Borage production does include use as either a fresh vegetable or a dried herb. As a fresh vegetable, borage, with a cucumber like taste, is often used in salads or as a garnish. The flower, which contains the non-toxic pyrrolizidine alkaloid thesinine, has a sweet honey-like taste and is one of the few truly blue-colored edible things, is often used to decorate dessert.

Vegetable use of borage is common in Germany and the Spanish regions of Aragón and Navarra. Although often used in soups, one of the better known German borage recipes is the Green Sauce (Grüne Sauce) made in Frankfurt. The leaves and flowers were originally used in Pimms before it was replaced by mint. It is used to flavour pickled gherkins in Poland.

*Borage flowers and leaves are the traditional decoration for gin-based summer cocktails, and may be set in ice cubes to garnish other drinks.

*The flowers and young leaves may be used to garnish salads. dips, and cucumber soups.

*Candied borage flowers make attractive cake decorations.

*Chopped leaves can be added to soups and stews during the last few minutes of cooking.

*The leaves can be cooked with cabbage leaves (two parts cabbage, one part borage.)

*Borage does not dry well for culinary use.

Medicinal Use:
Naturopathic practitioners uses of borage for regulation of metabolism and the hormonal system, and consider it to be a good remedy for PMS and menopause symptoms such as the hot flash. Borage is sometimes indicated to alleviate and heal colds, bronchitis, and respiratory infections in general for its anti-inflammatory and balsamic properties. The flowers can be prepared in infusion to take advantage of its medicinal properties. The oleic and palmitic acid of borage may also confer a hypocholesterolemic effect.It is notable that the leaves have been found to contain small amounts (10 ppm of dried herb) of the liver-toxic pyrrolizidine alkaloids: intermedine, lycopsamine, amabiline and supinine.

Tea made from the dried flowers is a traditional calming drink in Iran (Echium amoenum ). It has a rich purple color that turns bright pink by adding a few drops of lemon juice

The ancient Greek naturalist Pliny said that borage ‘maketh a man merry and joyful.’ Dioscorides, the first century Greek physician, mentioned the use of borage to ‘comfort the heart, purge melancholy and quiet the lunatic person.’
John Evelyn, the seventeenth century English herbalist, spoke of borage ‘to revive the hypochondriac and cheer the hard student’, while his contemporary Culpepper used the plant for ‘putrid and pestilential fever, the venom of serpents, jaundice, consumption, sore throat and rheumatism.’
For centuries it was thought to be a mood elevator when ingested as a tea or as leaves steeped in wine. This may or may not be the case. There is some evidence that perparations made from seed oil have a use in soothing and relieving inflammations associated with respiratory disorders

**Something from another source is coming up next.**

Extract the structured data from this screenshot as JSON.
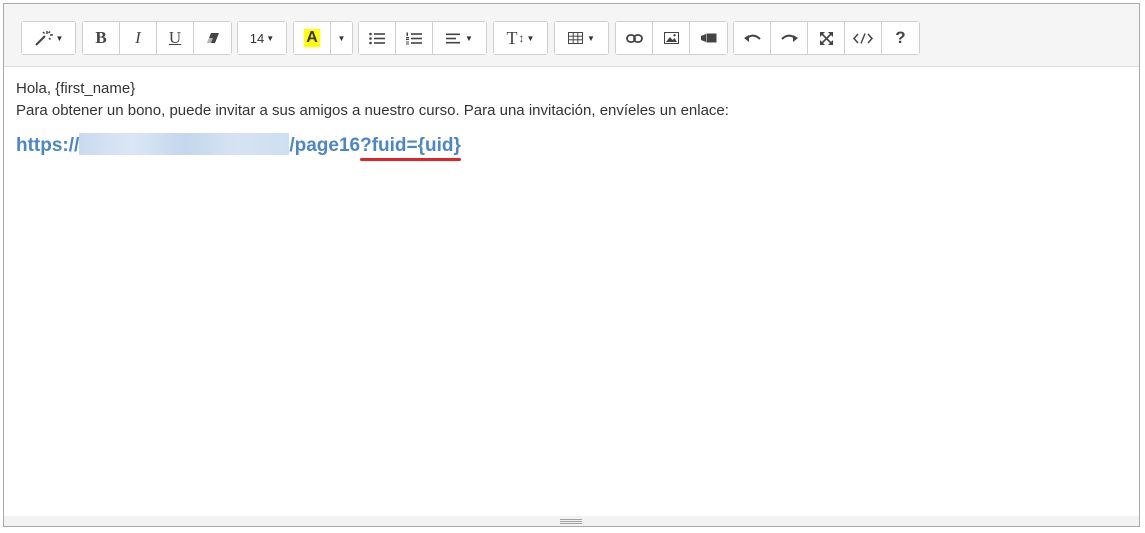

*Because it is a tonic plant for the adrenal glands, borage provides an invaluable support for a stressful lifestyle.

*Borage is rich in minerals, especially potassium.

*A tea made with borage helps to reduce fevers and ease chest colds.

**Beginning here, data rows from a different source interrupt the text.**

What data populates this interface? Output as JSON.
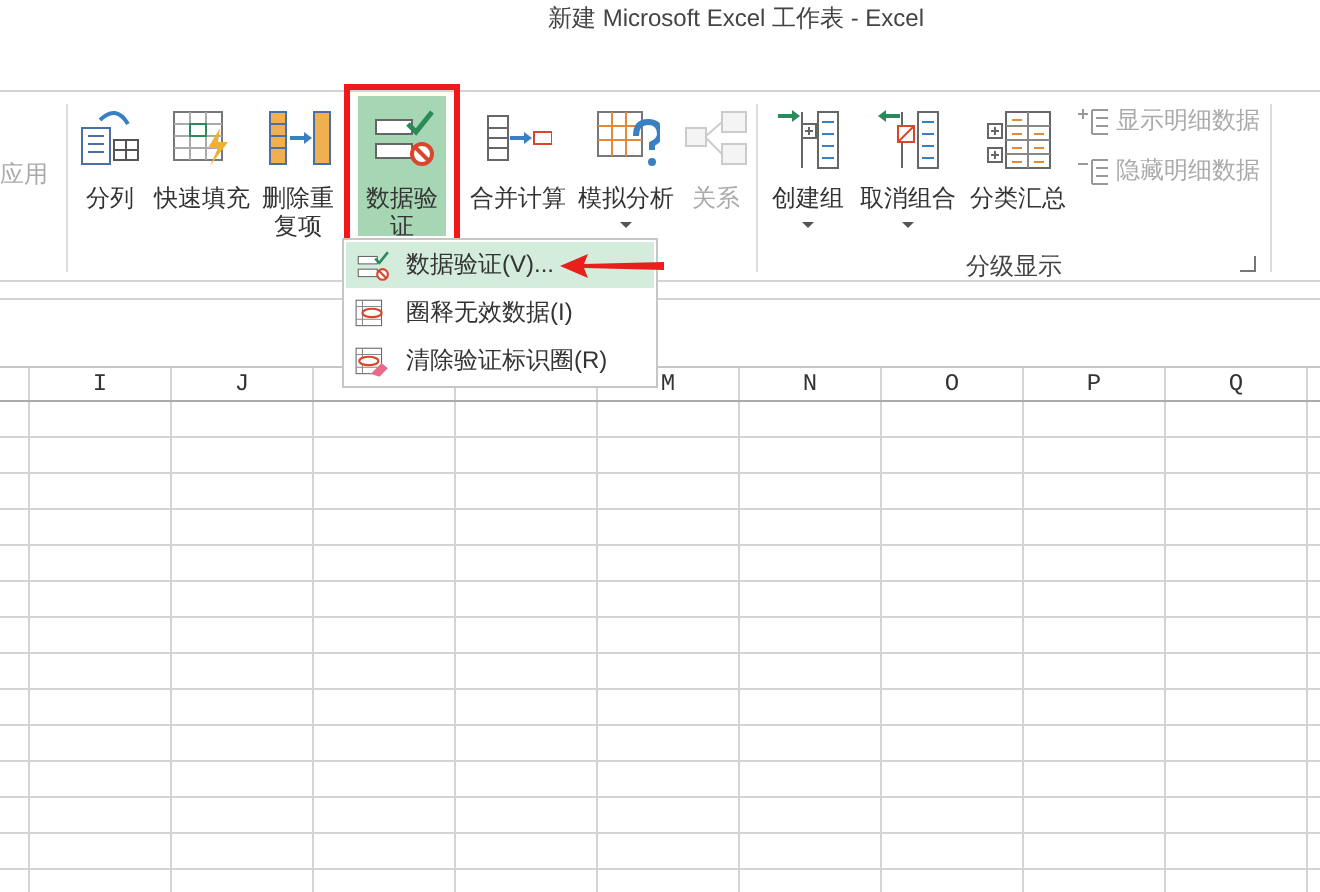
{
  "window": {
    "title": "新建 Microsoft Excel 工作表 - Excel"
  },
  "ribbon": {
    "cut_label": "应用",
    "groups": [
      {
        "buttons": [
          {
            "label": "分列",
            "disabled": false,
            "selected": false,
            "dropdown": false
          },
          {
            "label": "快速填充",
            "disabled": false,
            "selected": false,
            "dropdown": false
          },
          {
            "label": "删除重复项",
            "disabled": false,
            "selected": false,
            "dropdown": false
          },
          {
            "label": "数据验证",
            "disabled": false,
            "selected": true,
            "dropdown": true
          },
          {
            "label": "合并计算",
            "disabled": false,
            "selected": false,
            "dropdown": false
          },
          {
            "label": "模拟分析",
            "disabled": false,
            "selected": false,
            "dropdown": true
          },
          {
            "label": "关系",
            "disabled": true,
            "selected": false,
            "dropdown": false
          }
        ]
      },
      {
        "label": "分级显示",
        "buttons": [
          {
            "label": "创建组",
            "disabled": false,
            "selected": false,
            "dropdown": true
          },
          {
            "label": "取消组合",
            "disabled": false,
            "selected": false,
            "dropdown": true
          },
          {
            "label": "分类汇总",
            "disabled": false,
            "selected": false,
            "dropdown": false
          }
        ],
        "small_buttons": [
          {
            "label": "显示明细数据",
            "disabled": true
          },
          {
            "label": "隐藏明细数据",
            "disabled": true
          }
        ]
      }
    ]
  },
  "menu": {
    "items": [
      {
        "label": "数据验证(V)...",
        "selected": true
      },
      {
        "label": "圈释无效数据(I)",
        "selected": false
      },
      {
        "label": "清除验证标识圈(R)",
        "selected": false
      }
    ]
  },
  "sheet": {
    "columns_left": [
      "I",
      "J"
    ],
    "columns_right": [
      "M",
      "N",
      "O",
      "P",
      "Q"
    ]
  }
}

*An infusion of borage acts as a galactogogue, promoting the production of milk in breastfeeding mothers.

Other Uses:

*Borage makes an excellent facial steam for improving very dry, sensitive skin.

*The flowers may be dried to add color to potpourri.

Disclaimer:The information presented herein is intended for educational purposes only. Individual results may vary, and before using any supplements, it is always advisable to consult with your own health care provider.

Resources:
http://www.gardenguides.com/plants/info/herbs/borage.asp#morebelow
http://www.piam.com/mms_garden/plants.html
http://www.uni-graz.at/~katzer/engl/Bora_off.html
http://en.wikipedia.org/wiki/Borage